◆ What you will do ◆
An exact reproduction of the listing, minus the pictures, is the required output.

·····

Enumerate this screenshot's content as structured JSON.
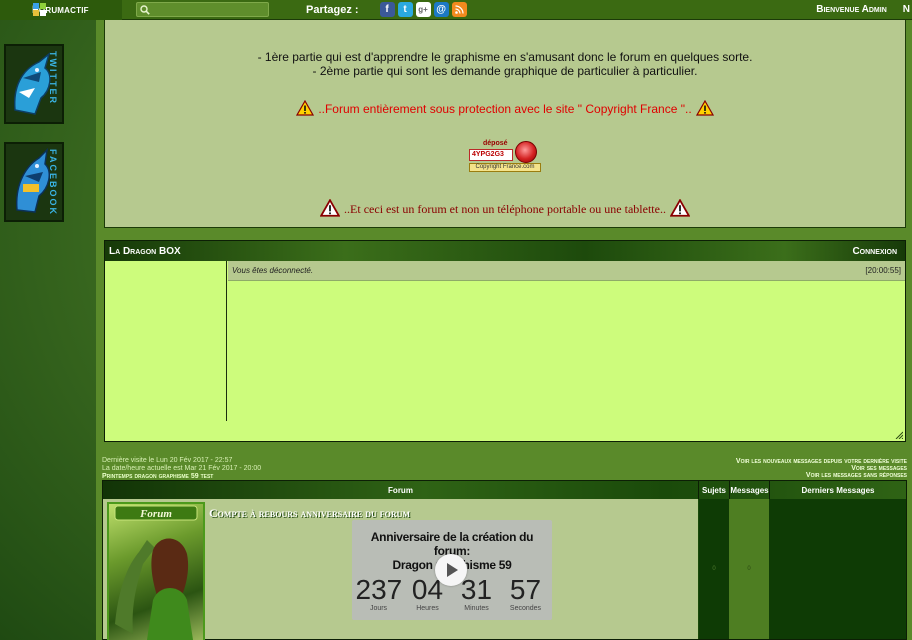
{
  "colors": {
    "topbar": "#3b6a12",
    "panel": "#b6c98f",
    "chatbox": "#cdfc7c",
    "warning_red": "#e00000",
    "dark_red": "#8a0000",
    "twitter_blue": "#3ab4e6"
  },
  "topbar": {
    "brand": "Forumactif",
    "search_placeholder": "",
    "share_label": "Partagez :",
    "share_icons": [
      "facebook-icon",
      "twitter-icon",
      "google-plus-icon",
      "email-icon",
      "rss-icon"
    ],
    "welcome": "Bienvenue Admin",
    "extra": "N"
  },
  "sidebar": {
    "twitter_label": "TWITTER",
    "facebook_label": "FACEBOOK"
  },
  "intro": {
    "line1": "- 1ère partie qui est d'apprendre le graphisme en s'amusant donc le forum en quelques sorte.",
    "line2": "- 2ème partie qui sont les demande graphique de particulier à particulier.",
    "warning": "..Forum entièrement sous protection avec le site \" Copyright France \"..",
    "depose_label": "déposé",
    "depose_code": "4YPG2G3",
    "depose_site": "Copyright France.com",
    "phone_warning": "..Et ceci est un forum et non un téléphone portable ou une tablette.."
  },
  "dragon_box": {
    "title": "La Dragon BOX",
    "connexion": "Connexion",
    "message": "Vous êtes déconnecté.",
    "time": "[20:00:55]"
  },
  "visit": {
    "last_visit": "Dernière visite le Lun 20 Fév 2017 - 22:57",
    "current": "La date/heure actuelle est Mar 21 Fév 2017 - 20:00",
    "category": "Printemps dragon graphisme 59 test"
  },
  "right_links": [
    "Voir les nouveaux messages depuis votre dernière visite",
    "Voir ses messages",
    "Voir les messages sans réponses"
  ],
  "forum_table": {
    "headers": {
      "forum": "Forum",
      "sujets": "Sujets",
      "messages": "Messages",
      "derniers": "Derniers Messages"
    },
    "row": {
      "image_caption": "Forum",
      "title": "Compte à rebours anniversaire du forum",
      "sujets": "0",
      "messages": "0"
    },
    "countdown": {
      "title_line1": "Anniversaire de la création du forum:",
      "title_line2": "Dragon Graphisme 59",
      "units": [
        {
          "value": "237",
          "label": "Jours"
        },
        {
          "value": "04",
          "label": "Heures"
        },
        {
          "value": "31",
          "label": "Minutes"
        },
        {
          "value": "57",
          "label": "Secondes"
        }
      ]
    }
  }
}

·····

◆ Written response ◆
Enumerate this screenshot's content as structured JSON.
{
  "colors": {
    "topbar": "#3b6a12",
    "panel": "#b6c98f",
    "chatbox": "#cdfc7c",
    "warning_red": "#e00000",
    "dark_red": "#8a0000",
    "twitter_blue": "#3ab4e6"
  },
  "topbar": {
    "brand": "Forumactif",
    "search_placeholder": "",
    "share_label": "Partagez :",
    "share_icons": [
      "facebook-icon",
      "twitter-icon",
      "google-plus-icon",
      "email-icon",
      "rss-icon"
    ],
    "welcome": "Bienvenue Admin",
    "extra": "N"
  },
  "sidebar": {
    "twitter_label": "TWITTER",
    "facebook_label": "FACEBOOK"
  },
  "intro": {
    "line1": "- 1ère partie qui est d'apprendre le graphisme en s'amusant donc le forum en quelques sorte.",
    "line2": "- 2ème partie qui sont les demande graphique de particulier à particulier.",
    "warning": "..Forum entièrement sous protection avec le site \" Copyright France \"..",
    "depose_label": "déposé",
    "depose_code": "4YPG2G3",
    "depose_site": "Copyright France.com",
    "phone_warning": "..Et ceci est un forum et non un téléphone portable ou une tablette.."
  },
  "dragon_box": {
    "title": "La Dragon BOX",
    "connexion": "Connexion",
    "message": "Vous êtes déconnecté.",
    "time": "[20:00:55]"
  },
  "visit": {
    "last_visit": "Dernière visite le Lun 20 Fév 2017 - 22:57",
    "current": "La date/heure actuelle est Mar 21 Fév 2017 - 20:00",
    "category": "Printemps dragon graphisme 59 test"
  },
  "right_links": [
    "Voir les nouveaux messages depuis votre dernière visite",
    "Voir ses messages",
    "Voir les messages sans réponses"
  ],
  "forum_table": {
    "headers": {
      "forum": "Forum",
      "sujets": "Sujets",
      "messages": "Messages",
      "derniers": "Derniers Messages"
    },
    "row": {
      "image_caption": "Forum",
      "title": "Compte à rebours anniversaire du forum",
      "sujets": "0",
      "messages": "0"
    },
    "countdown": {
      "title_line1": "Anniversaire de la création du forum:",
      "title_line2": "Dragon Graphisme 59",
      "units": [
        {
          "value": "237",
          "label": "Jours"
        },
        {
          "value": "04",
          "label": "Heures"
        },
        {
          "value": "31",
          "label": "Minutes"
        },
        {
          "value": "57",
          "label": "Secondes"
        }
      ]
    }
  }
}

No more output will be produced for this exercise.